NFPA 1072 was developed as a companion to NFPA 472. While NFPA 472 is written in competency-based language, NFPA 1072 is written in a job performance requirements (JPR) format. Readers should think of NFPA 472 as the “parent” document and NFPA 1072 as the “child.” If you need hazmat response competencies, NFPA 472 is the go-to standard. If you’re looking for JPR equivalences, NFPA 1072 is your guide.
The NFPA also publishes a Hazmat Handbook that follows revisions to NFPA 472 and provides readers with expanded language related to the specific competencies contained in the 472 document.
The NFPA Hazardous Materials Response Committee is made up of a cross-section of hazmat responders, industrial response personnel, training officials and other subject matter experts who bring their expertise to the effort of maintaining these documents. NFPA standards and recommended practices are consensus documents that follow a very specific process for receiving input, making changes and publishing revisions.
The committee relies on public input to guide revisions and share their needs and ideas for keeping these documents relevant. The public input process for all four documents is now open. Those interested in viewing the documents and providing input can gain access through the NFPA website. Simply type in the document name or number in the search box and you’ll gain access to information about all aspects of these standards.
By Daniel Hammel
Marketing Consultant, DuPont Personal Protection
Anthrax is a bacterial disease affecting livestock and humans. Ancient in origin, it was first clinically described in the 18th century. The name anthrax derives from the Greek word for coal, as black lesions are a symptom of cutaneous anthrax. Skin infections are by far the most common form of anthrax, but have a relatively low risk of death.

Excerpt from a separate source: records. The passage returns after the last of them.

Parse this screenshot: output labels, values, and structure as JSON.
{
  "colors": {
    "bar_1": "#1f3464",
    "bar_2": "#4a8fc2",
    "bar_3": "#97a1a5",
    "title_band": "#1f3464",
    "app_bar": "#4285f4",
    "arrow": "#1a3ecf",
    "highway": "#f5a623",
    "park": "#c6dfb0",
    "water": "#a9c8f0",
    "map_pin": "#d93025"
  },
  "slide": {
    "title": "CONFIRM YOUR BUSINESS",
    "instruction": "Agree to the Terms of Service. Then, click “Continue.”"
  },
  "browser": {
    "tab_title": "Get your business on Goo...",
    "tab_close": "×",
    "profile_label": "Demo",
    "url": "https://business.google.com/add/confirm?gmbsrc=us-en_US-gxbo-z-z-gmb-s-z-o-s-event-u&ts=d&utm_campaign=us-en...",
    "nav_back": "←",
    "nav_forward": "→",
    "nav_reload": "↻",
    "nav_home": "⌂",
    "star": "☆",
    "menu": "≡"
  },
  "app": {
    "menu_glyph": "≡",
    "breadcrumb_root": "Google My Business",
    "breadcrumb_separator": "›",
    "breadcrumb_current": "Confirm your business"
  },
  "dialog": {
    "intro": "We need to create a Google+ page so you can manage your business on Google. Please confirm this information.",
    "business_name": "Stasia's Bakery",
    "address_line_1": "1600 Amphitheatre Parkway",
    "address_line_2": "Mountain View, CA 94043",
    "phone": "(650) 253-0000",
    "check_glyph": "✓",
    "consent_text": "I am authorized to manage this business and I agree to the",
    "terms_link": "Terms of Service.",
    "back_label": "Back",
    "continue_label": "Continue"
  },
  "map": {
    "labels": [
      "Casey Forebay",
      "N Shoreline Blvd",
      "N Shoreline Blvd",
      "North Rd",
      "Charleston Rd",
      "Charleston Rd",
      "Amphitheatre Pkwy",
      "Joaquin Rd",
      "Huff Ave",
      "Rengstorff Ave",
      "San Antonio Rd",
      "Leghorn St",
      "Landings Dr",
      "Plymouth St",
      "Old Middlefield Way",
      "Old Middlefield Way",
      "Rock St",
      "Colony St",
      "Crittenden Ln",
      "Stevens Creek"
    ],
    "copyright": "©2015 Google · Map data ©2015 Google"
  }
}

Respiratory anthrax infections, while much rarer, have a historic mortality rate of 85%, even when medically treated. Inhalational anthrax has a higher mortality rate in part because initial symptoms are often confused with those of colds or the flu. If treated before the second stage, the mortality rate of inhalational anthrax drops to 45%.
A usual means of anthrax infection is from consuming or handling infected animals, including their wool and hides. Inhalational anthrax was once known as “wool-sorter’s disease” because of this risk. Infections can also be intentional, and terrorists have used powdered anthrax spores as a biological weapon.
In 2001, letters with powdered anthrax spores were mailed to media outlets and two U.S. senators. Beginning one week after the September 11 attacks, the letters continued to be sent for several weeks. Tragically, five people died and 17 more were infected. The key suspect committed suicide prior to being brought up on charges. Dozens of buildings needed to be cleaned and decontaminated in the aftermath.
Today, workers in both governmental and private mailrooms wear protective apparel to help prevent anthrax exposure, and controls have been implemented to help detect or capture anthrax spores.
To find out which DuPont products offer suitable protection against hazardous particles, including anthrax, visit www.SafeSPEC.DuPont.com.
By Cindy Bowen
TTAP Manager, DuPont Personal Protection
Looking for a way to keep your hazmat training program up to date? The DuPont™ Tychem® Trainer Advantage Program (TTAP) provides support for first responder training facilities across the United States. TTAP offers excellent equipment, technical support and some of the most advanced materials available to enhance the training experience. We believe that how you train isn't just important, it's critical. To find out more about program requirements and the benefits of becoming part of the TTAP community, please contact Cynthia.Rives.Bowen@dupont.com.